If you overspend your time making a feature TOO perfect (aka Gold Plating), you might be just wasting more time and money on something that will not survive.
Waste #5 - Scope too big for resources/sprint
Too often, people try to identify all of the features an application should have at the outset of the development process. Instead, the goal should be to define a roadmap, which is a very loosely identified set of requirements.
From this roadmap, the requirements should be trimmed down to a list of requirements that the development team can accomplish within a few cycles. If the requirements team spends too much time working on the entire set of requirements, then the development team sits in a wait state.
Additionally, when the scope is too big for the development team, then the scope is too big for the requirements team. By reducing the focus to a small subset of features, the requirements team will usually provide a more accurately defined set of requirements.
Waste #6 - Underutilizing Available Tool Sets or Patterns
In recent years, patterns have developed to identify common problems.
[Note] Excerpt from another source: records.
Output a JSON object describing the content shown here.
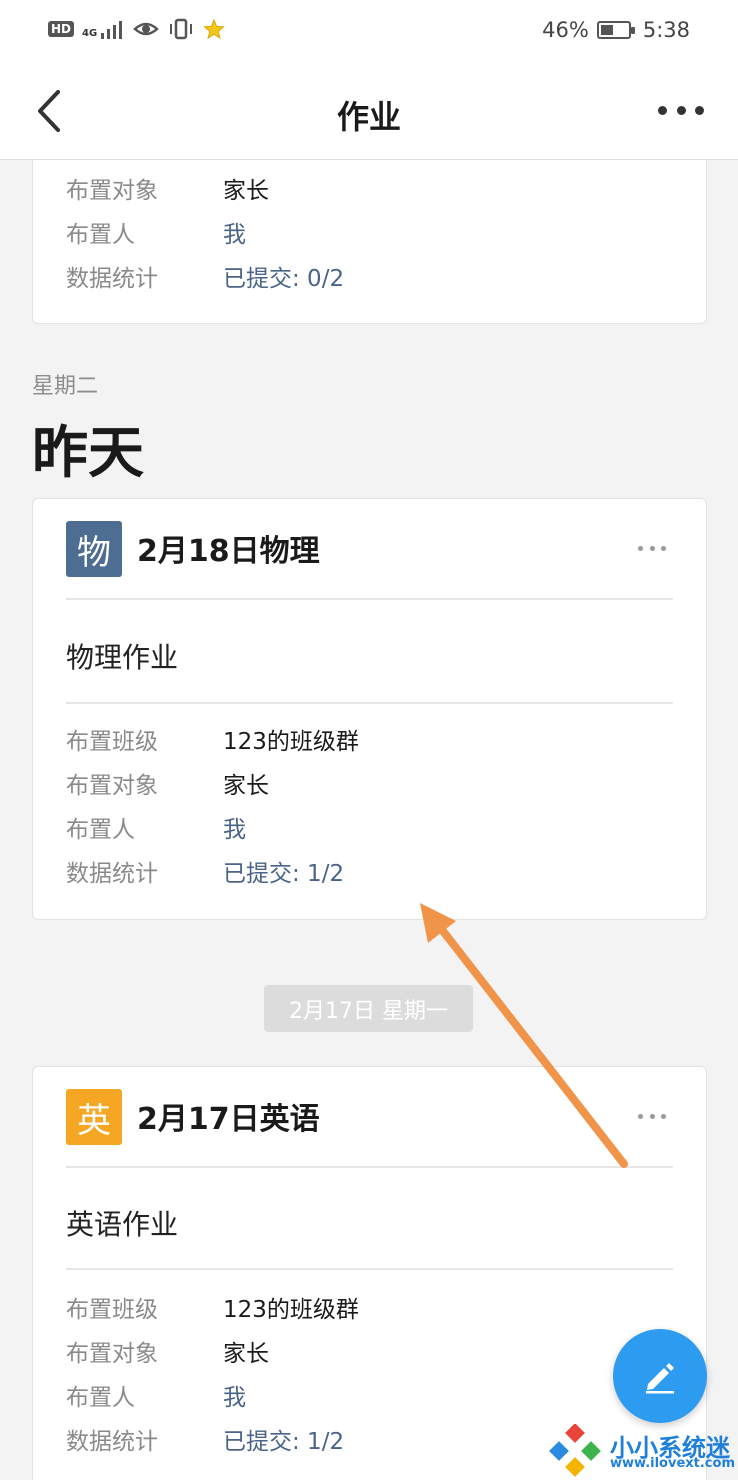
{
  "status_bar": {
    "hd": "HD",
    "network": "4G",
    "battery_text": "46%",
    "battery_level": 0.46,
    "time": "5:38"
  },
  "nav": {
    "title": "作业",
    "back_icon": "chevron-left-icon",
    "more_icon": "more-horizontal-icon"
  },
  "partial_card": {
    "rows": [
      {
        "key": "布置对象",
        "value": "家长"
      },
      {
        "key": "布置人",
        "value": "我"
      },
      {
        "key": "数据统计",
        "value": "已提交: 0/2"
      }
    ]
  },
  "section": {
    "weekday": "星期二",
    "day_label": "昨天"
  },
  "physics_card": {
    "icon_char": "物",
    "icon_color": "#4e6d92",
    "title": "2月18日物理",
    "description": "物理作业",
    "rows": [
      {
        "key": "布置班级",
        "value": "123的班级群"
      },
      {
        "key": "布置对象",
        "value": "家长"
      },
      {
        "key": "布置人",
        "value": "我"
      },
      {
        "key": "数据统计",
        "value": "已提交: 1/2"
      }
    ]
  },
  "date_separator": "2月17日 星期一",
  "english_card": {
    "icon_char": "英",
    "icon_color": "#f5a623",
    "title": "2月17日英语",
    "description": "英语作业",
    "rows": [
      {
        "key": "布置班级",
        "value": "123的班级群"
      },
      {
        "key": "布置对象",
        "value": "家长"
      },
      {
        "key": "布置人",
        "value": "我"
      },
      {
        "key": "数据统计",
        "value": "已提交: 1/2"
      }
    ]
  },
  "fab": {
    "icon": "pencil-icon",
    "color": "#2d9bf0"
  },
  "annotation": {
    "arrow_color": "#f0944a"
  },
  "watermark": {
    "title": "小小系统迷",
    "url": "www.ilovext.com"
  }
}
These patterns are incredibly useful to remove “unnecessary movement” without trying to recreate the wheel.
An example would be Telerik and Infragistics control libraries as well as code generation tools that assist in manufacturing your data access layer and business objects in the form of CSLA .Net (a software development framework that helps you build a reusable, maintainable object-oriented business layer for your web app). Take advantage of both tool sets.
Waste #7 - Defects
How do you reduce defects? It’s the million-dollar question in software development. Testing is usually the answer.
But the Lean philosophy teaches us that quality is the goal for defect reduction. And therefore, since quality cannot be inspected, we come to the conclusion that quality of code must be built in. You can address this through two means: code reviews and unit testing. This starts with the developer owning responsibility and not relying on a QA person to catch the problem.
QA starts in development, not after the developer thinks it is done and pushes it to QA.
Waste #8 - Unused Employee Creativity
This form of waste is the most prevalent in most waterfall methodologies. It is the identification of this waste that truly validates Agile as a complete solution. In waterfall methodologies, programmers are treated like a unit of work, a cog.
Programmers are given a specification, and are expected to code to that specification. But they are generally not given the context of the specification or how it relates to other features that are being asked of them.
It should be expected that at any time a programmer should be able “stop the line” and ask for clarification if the requirement is incongruent with others, or if there might be a more efficient solution.
In waterfall, this is an expensive activity, because of the overload of project management. In Agile, this is anticipated, expected and encouraged.